Why this matters
Results from several small studies have suggested beta-blockers protect against UGIB.
- Comorbidities and medication use were higher among patients vs control patients.
- 484 patients taking beta-blockers experienced UGIB.
- Ever and current beta-blocker use was higher among patients vs control patients (26.9% vs 18.1% and 13.6% vs 9.1%, respectively).
- Crude OR for UGIB among beta-blocker users vs nonusers was 1.70.
- After adjustment for confounders, ever beta-blocker use was not associated with UGIB (OR, 1.10; 95% CI, 1.00-1.21).
- In subgroup analysis, the association with UGIB remained neutral for selective vs nonselective beta-blockers, varying degrees of comorbidity, and recency and dosage of beta-blocker.
- Registry-, population-based, case-control study comparing use of beta-blockers among patients with or without UGIB.
- Patients (n=3571): residents of 1 county admitted to hospital between 1995 and 2006 with UGIB (excluding gastric varices and patients with liver disease).
- Control patients (n=35,582): 10 randomly selected age- and sex-matched people from same registries.
- All cases manually validated.
- Outcome: OR for UGIB among beta-blocker users vs nonusers.
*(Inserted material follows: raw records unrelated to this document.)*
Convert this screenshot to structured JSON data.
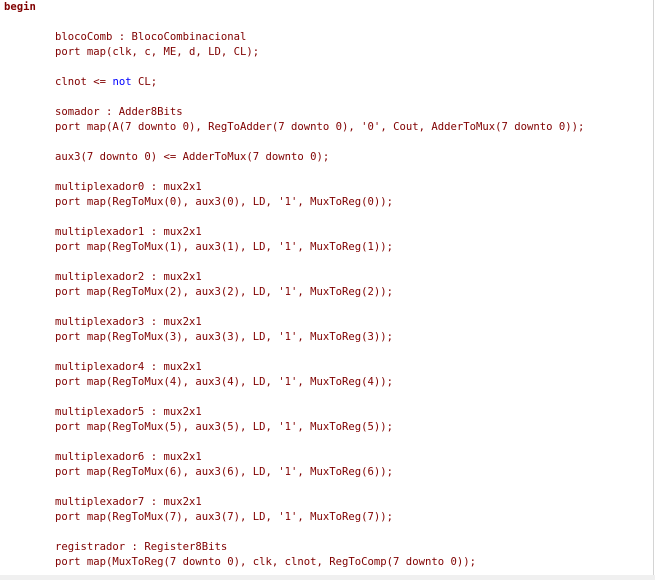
{
  "editor": {
    "lines": [
      [
        {
          "t": "begin",
          "c": "kw"
        }
      ],
      [],
      [
        {
          "t": "        blocoComb : BlocoCombinacional",
          "c": "id"
        }
      ],
      [
        {
          "t": "        port map(clk, c, ME, d, LD, CL);",
          "c": "id"
        }
      ],
      [],
      [
        {
          "t": "        clnot <= ",
          "c": "id"
        },
        {
          "t": "not",
          "c": "blue"
        },
        {
          "t": " CL;",
          "c": "id"
        }
      ],
      [],
      [
        {
          "t": "        somador : Adder8Bits",
          "c": "id"
        }
      ],
      [
        {
          "t": "        port map(A(7 ",
          "c": "id"
        },
        {
          "t": "downto",
          "c": "id"
        },
        {
          "t": " 0), RegToAdder(7 downto 0), '0', Cout, AdderToMux(7 downto 0));",
          "c": "id"
        }
      ],
      [],
      [
        {
          "t": "        aux3(7 downto 0) <= AdderToMux(7 downto 0);",
          "c": "id"
        }
      ],
      [],
      [
        {
          "t": "        multiplexador0 : mux2x1",
          "c": "id"
        }
      ],
      [
        {
          "t": "        port map(RegToMux(0), aux3(0), LD, '1', MuxToReg(0));",
          "c": "id"
        }
      ],
      [],
      [
        {
          "t": "        multiplexador1 : mux2x1",
          "c": "id"
        }
      ],
      [
        {
          "t": "        port map(RegToMux(1), aux3(1), LD, '1', MuxToReg(1));",
          "c": "id"
        }
      ],
      [],
      [
        {
          "t": "        multiplexador2 : mux2x1",
          "c": "id"
        }
      ],
      [
        {
          "t": "        port map(RegToMux(2), aux3(2), LD, '1', MuxToReg(2));",
          "c": "id"
        }
      ],
      [],
      [
        {
          "t": "        multiplexador3 : mux2x1",
          "c": "id"
        }
      ],
      [
        {
          "t": "        port map(RegToMux(3), aux3(3), LD, '1', MuxToReg(3));",
          "c": "id"
        }
      ],
      [],
      [
        {
          "t": "        multiplexador4 : mux2x1",
          "c": "id"
        }
      ],
      [
        {
          "t": "        port map(RegToMux(4), aux3(4), LD, '1', MuxToReg(4));",
          "c": "id"
        }
      ],
      [],
      [
        {
          "t": "        multiplexador5 : mux2x1",
          "c": "id"
        }
      ],
      [
        {
          "t": "        port map(RegToMux(5), aux3(5), LD, '1', MuxToReg(5));",
          "c": "id"
        }
      ],
      [],
      [
        {
          "t": "        multiplexador6 : mux2x1",
          "c": "id"
        }
      ],
      [
        {
          "t": "        port map(RegToMux(6), aux3(6), LD, '1', MuxToReg(6));",
          "c": "id"
        }
      ],
      [],
      [
        {
          "t": "        multiplexador7 : mux2x1",
          "c": "id"
        }
      ],
      [
        {
          "t": "        port map(RegToMux(7), aux3(7), LD, '1', MuxToReg(7));",
          "c": "id"
        }
      ],
      [],
      [
        {
          "t": "        registrador : Register8Bits",
          "c": "id"
        }
      ],
      [
        {
          "t": "        port map(MuxToReg(7 downto 0), clk, clnot, RegToComp(7 downto 0));",
          "c": "id"
        }
      ]
    ]
  },
  "colors": {
    "keyword": "#800000",
    "identifier": "#800000",
    "blue_keyword": "#0000ff",
    "background": "#ffffff"
  }
}
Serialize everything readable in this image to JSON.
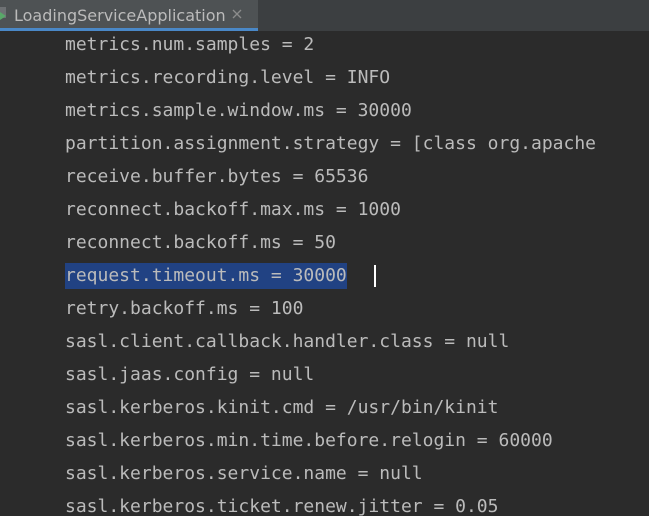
{
  "tab": {
    "title": "LoadingServiceApplication",
    "icon": "run-icon",
    "close_icon": "close-icon"
  },
  "console": {
    "lines": [
      "metrics.num.samples = 2",
      "metrics.recording.level = INFO",
      "metrics.sample.window.ms = 30000",
      "partition.assignment.strategy = [class org.apache",
      "receive.buffer.bytes = 65536",
      "reconnect.backoff.max.ms = 1000",
      "reconnect.backoff.ms = 50",
      "request.timeout.ms = 30000",
      "retry.backoff.ms = 100",
      "sasl.client.callback.handler.class = null",
      "sasl.jaas.config = null",
      "sasl.kerberos.kinit.cmd = /usr/bin/kinit",
      "sasl.kerberos.min.time.before.relogin = 60000",
      "sasl.kerberos.service.name = null",
      "sasl.kerberos.ticket.renew.jitter = 0.05"
    ],
    "selected_line": 7
  },
  "colors": {
    "background": "#2b2b2b",
    "text": "#bbbbbb",
    "selection": "#214283",
    "tab_active": "#4e5254",
    "tab_underline": "#4a88c7"
  }
}
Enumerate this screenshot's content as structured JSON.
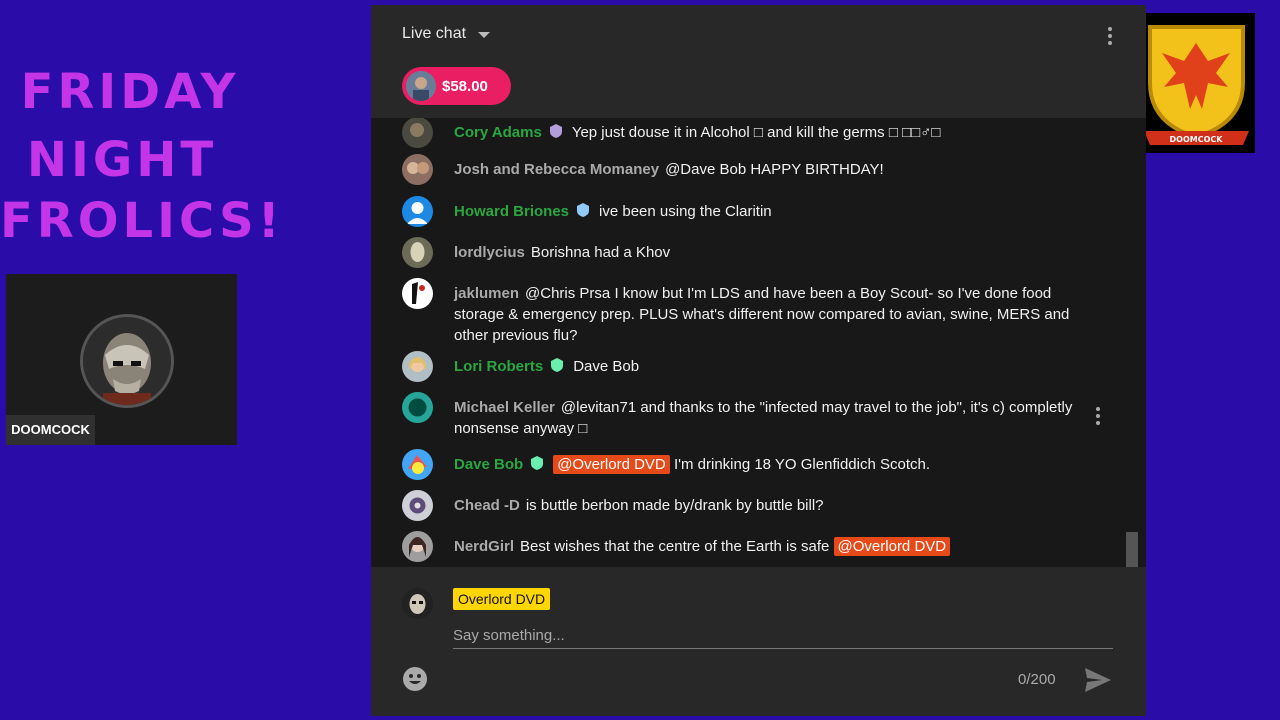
{
  "overlay": {
    "title_lines": [
      "FRIDAY",
      "NIGHT",
      "FROLICS!"
    ],
    "webcam_name": "DOOMCOCK",
    "logo_text": "DOOMCOCK"
  },
  "chat": {
    "header_title": "Live chat",
    "superchat_amount": "$58.00",
    "messages": [
      {
        "author": "Cory Adams",
        "member": true,
        "text": "Yep just douse it in Alcohol □ and kill the germs □ □□♂□"
      },
      {
        "author": "Josh and Rebecca Momaney",
        "member": false,
        "text": "@Dave Bob HAPPY BIRTHDAY!"
      },
      {
        "author": "Howard Briones",
        "member": true,
        "text": "ive been using the Claritin"
      },
      {
        "author": "lordlycius",
        "member": false,
        "text": "Borishna had a Khov"
      },
      {
        "author": "jaklumen",
        "member": false,
        "text": "@Chris Prsa I know but I'm LDS and have been a Boy Scout- so I've done food storage & emergency prep. PLUS what's different now compared to avian, swine, MERS and other previous flu?"
      },
      {
        "author": "Lori Roberts",
        "member": true,
        "text": "Dave Bob"
      },
      {
        "author": "Michael Keller",
        "member": false,
        "text": "@levitan71 and thanks to the \"infected may travel to the job\", it's c) completly nonsense anyway □"
      },
      {
        "author": "Dave Bob",
        "member": true,
        "mention": "@Overlord DVD",
        "text": "I'm drinking 18 YO Glenfiddich Scotch."
      },
      {
        "author": "Chead -D",
        "member": false,
        "text": "is buttle berbon made by/drank by buttle bill?"
      },
      {
        "author": "NerdGirl",
        "member": false,
        "text": "Best wishes that the centre of the Earth is safe",
        "mention_after": "@Overlord DVD"
      }
    ],
    "composer": {
      "user_name": "Overlord DVD",
      "placeholder": "Say something...",
      "counter": "0/200"
    }
  },
  "colors": {
    "background": "#2a0ca8",
    "title": "#c535e8",
    "member_name": "#2ba640",
    "superchat": "#e91e63",
    "mention": "#e64a19",
    "owner_chip": "#ffd600"
  }
}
- Funding: None.
Confounding lifestyle factors and over-the-counter medications not accounted for.